Ladder safety is a topic that should be taken seriously, as it can literally be the difference between life and death. Even if you have experience in using ladders, it is always important to know more about what you are doing, as accidents can happen even to experienced users. Here are some of the most frequently asked questions about ladder safety:
Q: What types of ladders should I use for different kinds of tasks?
A: The type of ladder you choose will depend largely on the job that needs to be done. For indoor jobs, wooden or fiberglass ladders tend to be the most common choices, while aluminum and other metal ladders are better suited for outdoor projects and tougher tasks such as roofing or painting. When unsure which kind would work best for your particular job, consult a professional source like an expert at your local hardware store so they can advise you based on their experience.
Q: Are there any regulations when it comes to using ladders safely?
A: Yes. Depending on your region, both employers and employees may have specific guidelines they need to follow regarding ladder usage according to Occupational Safety and Health Administration (OSHA) recommendations. In general though all users should remember never attempting a task above shoulder height on their own- someone else should always be just nearby in case assistance is needed along with following proper handling techniques such as maintaining 3 points of contact at all times when climbing up or down them.
Q: Are there any additional steps I should take before beginning a job?
A: Absolutely!
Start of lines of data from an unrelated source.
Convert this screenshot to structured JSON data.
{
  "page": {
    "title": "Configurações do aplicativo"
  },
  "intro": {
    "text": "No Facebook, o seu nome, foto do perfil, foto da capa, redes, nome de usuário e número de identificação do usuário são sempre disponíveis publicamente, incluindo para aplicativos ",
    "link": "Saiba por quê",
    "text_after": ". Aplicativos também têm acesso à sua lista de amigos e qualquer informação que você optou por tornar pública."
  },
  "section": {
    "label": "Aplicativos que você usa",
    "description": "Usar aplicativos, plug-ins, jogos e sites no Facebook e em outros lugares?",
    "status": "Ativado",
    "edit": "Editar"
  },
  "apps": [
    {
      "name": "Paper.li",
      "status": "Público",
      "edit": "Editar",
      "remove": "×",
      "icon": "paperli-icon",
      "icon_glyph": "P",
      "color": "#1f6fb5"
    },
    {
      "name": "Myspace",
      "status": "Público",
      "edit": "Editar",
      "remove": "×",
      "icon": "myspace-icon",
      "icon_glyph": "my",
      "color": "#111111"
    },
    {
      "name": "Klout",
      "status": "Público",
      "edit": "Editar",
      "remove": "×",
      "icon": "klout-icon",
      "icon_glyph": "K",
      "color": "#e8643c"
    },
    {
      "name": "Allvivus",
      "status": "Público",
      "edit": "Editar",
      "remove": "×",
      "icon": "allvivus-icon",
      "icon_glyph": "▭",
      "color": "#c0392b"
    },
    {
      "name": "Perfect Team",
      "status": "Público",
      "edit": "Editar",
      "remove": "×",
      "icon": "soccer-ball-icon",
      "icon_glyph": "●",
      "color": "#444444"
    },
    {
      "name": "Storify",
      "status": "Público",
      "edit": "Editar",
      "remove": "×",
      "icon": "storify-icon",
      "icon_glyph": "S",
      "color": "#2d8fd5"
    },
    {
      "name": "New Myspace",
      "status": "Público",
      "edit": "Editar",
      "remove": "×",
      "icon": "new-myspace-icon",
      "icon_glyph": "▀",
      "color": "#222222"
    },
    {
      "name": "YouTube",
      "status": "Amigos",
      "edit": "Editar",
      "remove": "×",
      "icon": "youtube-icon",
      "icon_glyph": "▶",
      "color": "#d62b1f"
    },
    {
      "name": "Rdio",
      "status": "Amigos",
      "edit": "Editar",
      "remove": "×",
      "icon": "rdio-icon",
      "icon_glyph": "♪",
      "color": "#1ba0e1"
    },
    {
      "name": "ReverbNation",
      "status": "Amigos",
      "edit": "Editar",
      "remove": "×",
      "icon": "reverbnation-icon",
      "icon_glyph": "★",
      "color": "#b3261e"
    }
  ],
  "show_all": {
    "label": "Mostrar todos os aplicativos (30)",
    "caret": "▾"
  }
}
Before every project begins it is important to inspect the ladder for any possible defects that could compromise its integrity or cause injury during usage- this includes making sure there are no loose nuts/bolts/rivets etc., cracks/gouges in wood surfaces etc., dents/differences in metal surfaces make sure that sidewalls are straight not twisted upright bracing points don’t
Top 5 Facts You Should Know about Safely Using a Ladder
1. Secure the Ladder: Before you attempt to climb the ladder, make sure it is stable and secure. The ladder should have its base planted firmly on solid ground, such as concrete or grass. Inspect the legs of the ladder to ensure that they are even and properly adjusted so that any motion exerted by your body will not cause the ladder to tip over or slip out from underneath you.
2. Wear Proper Footwear: It’s important to wear closed-toe shoes when using a ladder for added stability and grip in order to prevent slipping off of the rungs while climbing or descending. Thick rubber-soled shoes are recommended for a better grip on both smooth and rough surfaces which could provide an extra layer of safety for your feet if the ladder does happen to move unexpectedly during use.
3. Avoid Overreach: When reaching up onto something overhead, resist the temptation to lean out beyond what is comfortable and safe distance considering your body weight and balance being maintained along with full footing on each step/rung of your ladder whenever possible – every part matters here! The farther out one leans, the more strain they put on their arms/shoulders as well as increasing chances of potentially falling–so keep it close!
4. Have Someone Spot You: Whenever possible, have someone assist below you when climbing up high ladders (above 8ft tall). This individual should be directly beneath the person who’s climbing, so they can keep a lookout for potential balance problems due to foot slippage or other causes of accidents happening in midair – helping boost confidence but also providing an extra pair of eyes ready in case anything unexpected happens at any point during climb time; playing it safe is always key!
5 . Know Your Limit: Its advised that when using a tall ladder (over 10 ft.), consider yourself at max capacity before taking any types of risks with heights; know when enough is enough – just because you’re capable